Rep. Thomas Garrett (R-Va.) and his wife asked congressional staff to perform extensive personal errands, including changing the oil in their car and walking their dog, possibly in violation of House rules and standards of conduct, a report issued Tuesday by the Office of Congressional Ethics found.
The report comes weeks before the one-term congressman is set to leave Congress.
In May, he announced that he is an alcoholic and would not seek reelection, as accusations swirled around him that he ran a chaotic workplace.
The report found insufficient evidence for the claim that Garrett paid an employee out of his campaign coffers to do personal errands.
In a lengthy response, Garrett, through his attorney, said the OCE report “is riddled with falsities and innuendo” and noted “profound concerns about how the OCE conducted its investigation into this matter.”
The OCE recommends that the House Ethics Committee investigate further and subpoena Garrett and his wife, Flanna Garrett; two former chiefs of staff and two former staffers; and a former intern.
But the House Ethics Committee, made up of Garrett’s House colleagues, has jurisdiction over sitting members only and its investigation is unlikely to come to a conclusion before Garrett leaves office.
The 19-page report from the Office of Congressional Ethics provides a window into the culture of Garrett’s congressional office and includes text messages between his staffers.
On at least two occasions, Garrett or his wife asked a staff member to change the oil in the congressman’s car. A staffer went to Ikea and Costco with his wife, Flanna Garrett, during the workday.
Staffers also frequently fed and walked the congressman’s dog, which was often present in the congressional office, and cared for the dog on their personal time.
Garrett fired his chief of staff, Jimmy Keady, in May 2018 in part for “the pushback he was getting on certain things . . . and the delineation of official versus unofficial,” an unnamed staffer told the OCE.
In one exchange with the unnamed staff member, Keady wrote: “Next time someone complains about doing things not in their job description, remind me to tell them the story where I went to three different stores before 9 to find tom skim milk lol,” the report says.
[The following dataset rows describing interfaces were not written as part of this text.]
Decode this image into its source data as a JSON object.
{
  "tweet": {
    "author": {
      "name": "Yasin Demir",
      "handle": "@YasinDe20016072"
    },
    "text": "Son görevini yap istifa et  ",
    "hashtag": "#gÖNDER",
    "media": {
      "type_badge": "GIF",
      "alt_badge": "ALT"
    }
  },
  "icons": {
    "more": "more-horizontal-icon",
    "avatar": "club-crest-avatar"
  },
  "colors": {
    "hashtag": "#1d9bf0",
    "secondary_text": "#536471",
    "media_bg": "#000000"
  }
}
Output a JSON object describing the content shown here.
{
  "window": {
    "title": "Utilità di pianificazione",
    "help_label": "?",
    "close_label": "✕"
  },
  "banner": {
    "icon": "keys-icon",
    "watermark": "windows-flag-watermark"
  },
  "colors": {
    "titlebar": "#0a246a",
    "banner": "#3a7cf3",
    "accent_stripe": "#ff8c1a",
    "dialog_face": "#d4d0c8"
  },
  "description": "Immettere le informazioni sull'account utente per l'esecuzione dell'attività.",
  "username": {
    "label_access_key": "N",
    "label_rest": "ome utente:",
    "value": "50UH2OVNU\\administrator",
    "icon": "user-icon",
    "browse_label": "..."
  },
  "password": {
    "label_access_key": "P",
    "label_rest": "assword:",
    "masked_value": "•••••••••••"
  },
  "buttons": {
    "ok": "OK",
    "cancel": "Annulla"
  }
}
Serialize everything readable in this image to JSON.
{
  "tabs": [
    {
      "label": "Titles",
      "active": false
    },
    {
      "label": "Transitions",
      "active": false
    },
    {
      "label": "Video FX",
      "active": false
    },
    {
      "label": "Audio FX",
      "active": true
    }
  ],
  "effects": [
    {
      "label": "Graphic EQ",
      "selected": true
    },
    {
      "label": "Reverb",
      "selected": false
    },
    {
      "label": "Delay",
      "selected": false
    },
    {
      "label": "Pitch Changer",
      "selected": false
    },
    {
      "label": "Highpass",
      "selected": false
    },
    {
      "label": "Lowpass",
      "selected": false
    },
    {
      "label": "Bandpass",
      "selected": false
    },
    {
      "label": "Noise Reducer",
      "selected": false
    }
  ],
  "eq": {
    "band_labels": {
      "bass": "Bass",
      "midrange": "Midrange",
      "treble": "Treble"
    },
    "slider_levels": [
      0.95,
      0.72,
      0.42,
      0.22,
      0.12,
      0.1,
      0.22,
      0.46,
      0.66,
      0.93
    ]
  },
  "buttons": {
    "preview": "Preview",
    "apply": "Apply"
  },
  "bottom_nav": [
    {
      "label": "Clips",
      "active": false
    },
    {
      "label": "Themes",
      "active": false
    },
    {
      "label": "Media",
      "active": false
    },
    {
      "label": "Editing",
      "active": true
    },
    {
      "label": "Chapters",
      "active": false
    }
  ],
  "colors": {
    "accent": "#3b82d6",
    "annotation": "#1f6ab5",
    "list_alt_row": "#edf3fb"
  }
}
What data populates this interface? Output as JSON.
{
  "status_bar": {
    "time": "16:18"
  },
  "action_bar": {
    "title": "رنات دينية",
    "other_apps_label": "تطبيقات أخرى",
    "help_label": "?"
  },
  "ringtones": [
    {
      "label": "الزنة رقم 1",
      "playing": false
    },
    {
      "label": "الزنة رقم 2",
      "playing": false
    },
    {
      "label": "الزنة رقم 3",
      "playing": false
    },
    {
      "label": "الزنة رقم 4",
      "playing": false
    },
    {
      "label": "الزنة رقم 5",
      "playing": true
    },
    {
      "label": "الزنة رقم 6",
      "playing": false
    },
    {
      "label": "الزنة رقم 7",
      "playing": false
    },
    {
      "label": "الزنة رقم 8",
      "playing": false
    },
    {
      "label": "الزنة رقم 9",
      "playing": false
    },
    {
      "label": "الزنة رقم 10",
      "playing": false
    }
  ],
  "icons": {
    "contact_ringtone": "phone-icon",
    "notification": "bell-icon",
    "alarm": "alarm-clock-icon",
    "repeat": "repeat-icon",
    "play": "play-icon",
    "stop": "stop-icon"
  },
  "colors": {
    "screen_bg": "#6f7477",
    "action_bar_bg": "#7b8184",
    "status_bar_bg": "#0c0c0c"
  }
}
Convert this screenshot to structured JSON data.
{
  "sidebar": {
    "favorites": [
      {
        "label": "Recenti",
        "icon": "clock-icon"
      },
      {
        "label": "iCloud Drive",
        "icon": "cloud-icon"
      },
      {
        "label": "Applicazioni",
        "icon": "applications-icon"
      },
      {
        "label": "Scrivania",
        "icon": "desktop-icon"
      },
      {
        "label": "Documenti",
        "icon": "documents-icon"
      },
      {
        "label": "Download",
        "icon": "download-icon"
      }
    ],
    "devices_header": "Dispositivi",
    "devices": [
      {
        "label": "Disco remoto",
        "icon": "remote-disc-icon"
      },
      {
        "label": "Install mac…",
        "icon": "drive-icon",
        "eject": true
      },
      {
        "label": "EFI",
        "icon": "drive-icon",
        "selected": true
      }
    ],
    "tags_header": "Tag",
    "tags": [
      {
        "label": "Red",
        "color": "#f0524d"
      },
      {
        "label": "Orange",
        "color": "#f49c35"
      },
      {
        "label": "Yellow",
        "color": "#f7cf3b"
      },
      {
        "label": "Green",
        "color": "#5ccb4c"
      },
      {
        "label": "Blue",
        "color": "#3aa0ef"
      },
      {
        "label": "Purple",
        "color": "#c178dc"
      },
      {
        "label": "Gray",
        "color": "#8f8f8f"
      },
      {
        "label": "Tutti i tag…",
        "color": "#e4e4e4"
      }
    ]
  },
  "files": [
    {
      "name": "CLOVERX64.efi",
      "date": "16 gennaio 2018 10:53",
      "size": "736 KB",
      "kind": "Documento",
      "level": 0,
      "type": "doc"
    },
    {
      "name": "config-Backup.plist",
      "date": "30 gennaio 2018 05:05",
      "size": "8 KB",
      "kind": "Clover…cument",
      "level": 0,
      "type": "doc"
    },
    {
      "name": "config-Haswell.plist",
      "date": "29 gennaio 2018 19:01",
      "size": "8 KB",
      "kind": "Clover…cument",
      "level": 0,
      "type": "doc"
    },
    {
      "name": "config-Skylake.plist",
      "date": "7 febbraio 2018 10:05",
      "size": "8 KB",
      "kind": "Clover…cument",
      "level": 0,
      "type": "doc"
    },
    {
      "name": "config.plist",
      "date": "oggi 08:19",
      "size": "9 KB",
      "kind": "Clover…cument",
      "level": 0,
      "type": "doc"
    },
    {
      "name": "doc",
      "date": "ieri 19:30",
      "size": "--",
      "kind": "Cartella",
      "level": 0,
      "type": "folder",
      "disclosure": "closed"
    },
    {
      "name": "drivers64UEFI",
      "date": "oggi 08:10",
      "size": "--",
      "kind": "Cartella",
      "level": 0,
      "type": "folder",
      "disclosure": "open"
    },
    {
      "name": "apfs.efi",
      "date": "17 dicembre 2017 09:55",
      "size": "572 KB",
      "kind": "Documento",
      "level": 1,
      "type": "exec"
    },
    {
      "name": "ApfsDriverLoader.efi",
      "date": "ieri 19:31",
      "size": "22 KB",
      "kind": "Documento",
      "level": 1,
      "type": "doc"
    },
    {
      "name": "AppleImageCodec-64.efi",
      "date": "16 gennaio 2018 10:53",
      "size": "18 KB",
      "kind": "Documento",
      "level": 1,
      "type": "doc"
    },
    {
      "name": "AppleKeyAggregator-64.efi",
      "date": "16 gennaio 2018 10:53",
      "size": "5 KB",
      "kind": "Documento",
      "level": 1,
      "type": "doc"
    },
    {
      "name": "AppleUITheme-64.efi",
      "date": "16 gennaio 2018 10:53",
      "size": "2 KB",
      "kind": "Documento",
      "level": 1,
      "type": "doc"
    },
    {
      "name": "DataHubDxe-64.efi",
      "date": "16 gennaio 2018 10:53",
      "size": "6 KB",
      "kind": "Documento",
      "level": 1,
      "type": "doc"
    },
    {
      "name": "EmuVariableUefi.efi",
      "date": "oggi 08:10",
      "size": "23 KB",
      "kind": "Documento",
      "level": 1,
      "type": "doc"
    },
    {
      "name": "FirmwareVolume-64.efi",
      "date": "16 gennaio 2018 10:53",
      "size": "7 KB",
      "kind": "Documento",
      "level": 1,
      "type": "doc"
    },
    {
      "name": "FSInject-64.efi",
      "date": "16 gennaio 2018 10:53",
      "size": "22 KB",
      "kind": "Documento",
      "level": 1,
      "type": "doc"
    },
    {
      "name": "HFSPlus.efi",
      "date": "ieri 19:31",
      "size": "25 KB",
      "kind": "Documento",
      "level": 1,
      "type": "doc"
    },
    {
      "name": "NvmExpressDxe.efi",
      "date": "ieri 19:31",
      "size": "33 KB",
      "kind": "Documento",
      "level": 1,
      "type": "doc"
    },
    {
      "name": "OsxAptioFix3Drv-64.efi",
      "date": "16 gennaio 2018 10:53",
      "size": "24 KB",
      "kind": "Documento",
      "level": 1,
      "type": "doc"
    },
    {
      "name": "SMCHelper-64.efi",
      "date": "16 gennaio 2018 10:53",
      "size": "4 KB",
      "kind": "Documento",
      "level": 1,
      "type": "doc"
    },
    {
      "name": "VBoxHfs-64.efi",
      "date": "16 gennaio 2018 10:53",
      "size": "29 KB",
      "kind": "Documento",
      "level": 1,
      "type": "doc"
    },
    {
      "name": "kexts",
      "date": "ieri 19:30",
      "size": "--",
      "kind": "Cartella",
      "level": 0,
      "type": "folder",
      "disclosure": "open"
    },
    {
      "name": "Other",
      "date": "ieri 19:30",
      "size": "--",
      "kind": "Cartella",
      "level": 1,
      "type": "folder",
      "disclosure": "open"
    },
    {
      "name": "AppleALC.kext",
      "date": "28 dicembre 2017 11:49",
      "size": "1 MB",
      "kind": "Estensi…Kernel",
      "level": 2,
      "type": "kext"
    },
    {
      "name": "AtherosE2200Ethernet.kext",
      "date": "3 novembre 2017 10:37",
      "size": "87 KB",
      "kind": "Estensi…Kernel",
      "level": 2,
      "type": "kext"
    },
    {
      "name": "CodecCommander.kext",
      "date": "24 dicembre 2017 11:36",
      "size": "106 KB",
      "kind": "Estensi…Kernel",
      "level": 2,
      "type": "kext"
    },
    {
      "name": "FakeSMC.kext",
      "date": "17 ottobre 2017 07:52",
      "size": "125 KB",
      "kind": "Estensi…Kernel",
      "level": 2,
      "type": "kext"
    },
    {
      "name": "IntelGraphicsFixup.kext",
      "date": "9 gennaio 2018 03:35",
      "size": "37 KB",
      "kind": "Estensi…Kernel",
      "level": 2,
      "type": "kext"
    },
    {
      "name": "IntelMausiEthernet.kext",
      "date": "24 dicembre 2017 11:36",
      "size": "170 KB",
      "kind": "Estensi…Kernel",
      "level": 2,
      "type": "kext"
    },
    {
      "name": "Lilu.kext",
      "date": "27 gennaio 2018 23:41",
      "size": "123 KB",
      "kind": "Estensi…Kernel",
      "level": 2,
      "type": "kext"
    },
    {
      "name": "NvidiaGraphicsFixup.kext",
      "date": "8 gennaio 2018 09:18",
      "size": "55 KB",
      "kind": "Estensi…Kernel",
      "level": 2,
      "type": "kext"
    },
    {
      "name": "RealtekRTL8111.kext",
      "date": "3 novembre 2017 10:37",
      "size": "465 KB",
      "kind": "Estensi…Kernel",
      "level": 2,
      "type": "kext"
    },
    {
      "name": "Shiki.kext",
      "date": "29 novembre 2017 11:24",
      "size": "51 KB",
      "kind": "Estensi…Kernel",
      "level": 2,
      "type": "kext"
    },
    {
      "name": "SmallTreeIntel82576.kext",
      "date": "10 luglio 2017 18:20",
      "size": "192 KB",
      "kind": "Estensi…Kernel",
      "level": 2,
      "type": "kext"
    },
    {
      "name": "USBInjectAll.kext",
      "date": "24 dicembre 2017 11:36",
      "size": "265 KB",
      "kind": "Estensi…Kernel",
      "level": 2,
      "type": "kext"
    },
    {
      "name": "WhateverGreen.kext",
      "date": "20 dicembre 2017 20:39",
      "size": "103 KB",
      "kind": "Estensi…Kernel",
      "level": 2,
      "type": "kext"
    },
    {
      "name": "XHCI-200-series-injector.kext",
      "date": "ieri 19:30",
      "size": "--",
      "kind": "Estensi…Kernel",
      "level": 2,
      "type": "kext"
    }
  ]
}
Matt Missen, Garrett’s former spokesman, told the OCE that he “lied to the press” when he denied staff members did personal errands for the congressman and his wife.